The use of cash is decreasing so rapidly that it may someday become obsolete. According to the 2016 Consumer Payment Study, 75 percent of Americans prefer to pay with credit or debit cards while only 11 percent opt for cash.

Mobile payment options like Apple Pay, Google Wallet, and Samsung Pay also continue to grow in popularity. The use of mobile wallets is predicted to rise at an 80 percent compound annual growth rate over the next several years.

Some restaurant owners are jumping on the bandwagon by adopting a cashless payment plan. They’re finding that most customers don’t mind the change and it results in significant improvements in efficiency and safety.

Benefits of Cashless Transactions

Processing payments tableside via credit or debit card is faster and more secure. Since employees aren’t handling cash, it eliminates the temptation for theft and reduces the possibility of money being lost or stolen. It’s safer for staff to leave at night without worrying about carrying cash tips, and managers no longer have to worry about making trips to the bank with large deposits.

Servers and bartenders no longer have to spend hours after their shifts counting out their cash. The change also reduces manager and accountant labor hours. When a reconciliation error occurs, the existence of payment receipts for every transaction makes it far easier to track down the problem.

Cash itself is also inherently filthy. A recent study found that dollar bills are covered in thousands of microorganisms including bacteria, viruses, and even traces of drugs. Employees who are handling food and beverages are better off avoiding this sanitary nightmare.

Ensuring a Smooth Transition

Restaurant owners considering the switch to a cashless environment must prepare for some bumps in the road. Here are a few things to consider.

Increased Processing Fees

Your credit card processing fees may increase, but this is usually offset by the positive impact of improved efficiency. You can minimize your costs by using a quality processing company like Americard.

Before making the transition, it’s important to evaluate your current service provider. Make sure you’re comfortable with the technology, fee transparency, reliability and security offered through your contract.

Customer Adaptation

When you explain to your customers the reasoning behind your decision, most of them will adapt quickly. Be sure to prominently display signs letting your patrons know you do not accept cash. This will help avoid a situation where they could be caught off guard.

 

It’s also a good idea to keep a company credit card on hand to accommodate customers who are unable or unwilling to pay with a method other than cash.

 

The Bottom Line

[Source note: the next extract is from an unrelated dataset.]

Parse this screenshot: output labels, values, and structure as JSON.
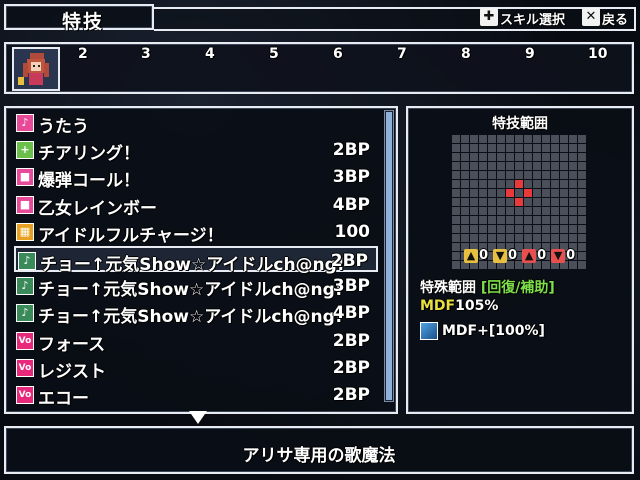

Since a cashless environment is a fairly new concept, there’s bound to be a learning curve. Do your best to proactively prepare and have a backup plan in place to deal with problems.

 

As more companies recognize the many advantages of eliminating the use of cash, this trend is bound to grow. Early adoption will put your restaurant ahead of the curve and result in a significant improvement to your bottom line.